Authors
item Andrews, S - NRCS
item KARLEN, DOUGLAS
item Norfleet, L - NRCS
item CAMBARDELLA, CYNTHIA

Submitted to: ASA-CSSA-SSSA Proceedings
Publication Type: Abstract Only
Publication Acceptance Date: November 7, 2003
Publication Date: November 7, 2003
Citation: ANDREWS, S.S., KARLEN, D.L., NORFLEET, L., CAMBARDELLA, C.A. APPLICATIONS AND IMPLICATIONS OF THE SOIL MANAGEMENT ASSESSMENT FRAMEWORK. ASA-CSSA-SSSA PROCEEDINGS. 2003. CD-ROM. MADISON, WI.

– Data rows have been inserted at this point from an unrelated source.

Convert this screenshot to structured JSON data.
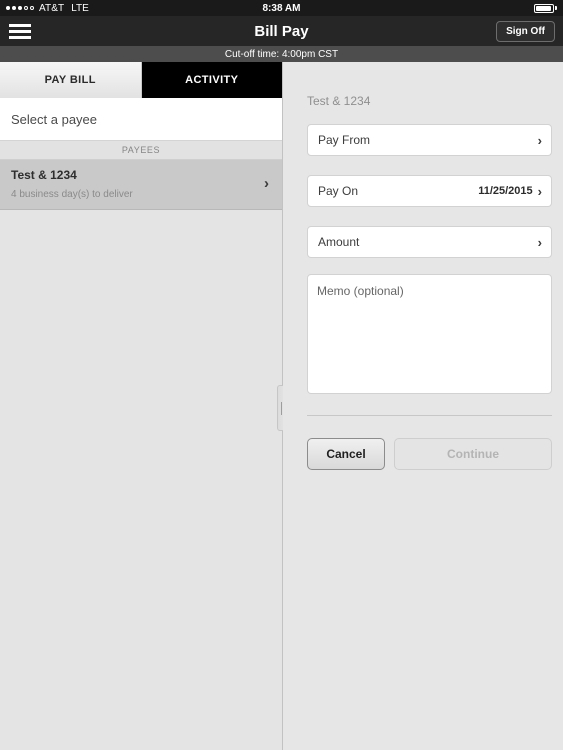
{
  "status_bar": {
    "carrier": "AT&T",
    "network": "LTE",
    "time": "8:38 AM",
    "signal_bars_filled": 3,
    "signal_bars_total": 5,
    "battery_level_percent": 92
  },
  "nav_bar": {
    "menu_icon": "hamburger-menu-icon",
    "title": "Bill Pay",
    "sign_off_label": "Sign Off"
  },
  "cutoff_banner": {
    "text": "Cut-off time: 4:00pm CST"
  },
  "left_panel": {
    "tabs": [
      {
        "label": "PAY BILL",
        "selected": true
      },
      {
        "label": "ACTIVITY",
        "selected": false
      }
    ],
    "select_payee_label": "Select a payee",
    "payees_section_header": "PAYEES",
    "payees": [
      {
        "name": "Test & 1234",
        "delivery_note": "4 business day(s) to deliver",
        "chevron": "chevron-right-icon",
        "selected": true
      }
    ]
  },
  "split_grabber": {
    "icon": "drag-handle-icon"
  },
  "right_panel": {
    "payee_title": "Test & 1234",
    "fields": [
      {
        "label": "Pay From",
        "value": "",
        "chevron": "chevron-right-icon"
      },
      {
        "label": "Pay On",
        "value": "11/25/2015",
        "chevron": "chevron-right-icon"
      },
      {
        "label": "Amount",
        "value": "",
        "chevron": "chevron-right-icon"
      }
    ],
    "memo_placeholder": "Memo (optional)",
    "buttons": {
      "cancel_label": "Cancel",
      "continue_label": "Continue",
      "continue_disabled": true
    }
  },
  "colors": {
    "nav_bar_bg": "#262626",
    "status_bar_bg": "#1a1a1a",
    "cutoff_bg": "#4d4d4d",
    "panel_bg": "#e6e6e6",
    "selected_row_bg": "#c9c9c9",
    "active_tab_bg": "#f7f7f7",
    "inactive_tab_bg": "#000000"
  }
}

Technical Abstract: Current soil testing, consisting of chemical fertility interpreted on the basis of crop nutrient requirements, does not provide a full picture of soil properties and processes. The Soil Management Assessment Framework (SMAF) has been demonstrated to effectively assess soil function. It integrates soil chemical, physical, and biological properties by selecting indicators based on their relationship to function, scale, climate, and management practice. Further, this tool overcomes the major difficulty of providing site-specific interpretations by using algorithms that are adjusted according to region, soil type, texture, and vegetation. But how adaptable is it really? What happens when it is found to be deficient? Using the framework to assess Loess soils revealed a deficiency in the interpretation of several indicators. We demonstrated the simplicity of updating (and improving) the framework by replacing soil suborder with soil drainage class as an interpretation factor. With additional updates, the tool could provide quantitative assessments of soil function with potential for: 1) educators to demonstrate the effects of management on soil function; 2) land managers to compare practices and monitor changes over time; and 3) program managers to use it to quantify conservation outcomes. Assessment tools, such as SMAF, that reliably reflect functional outcomes may significantly improve sustainability in land management.

Last Modified: 9/10/2014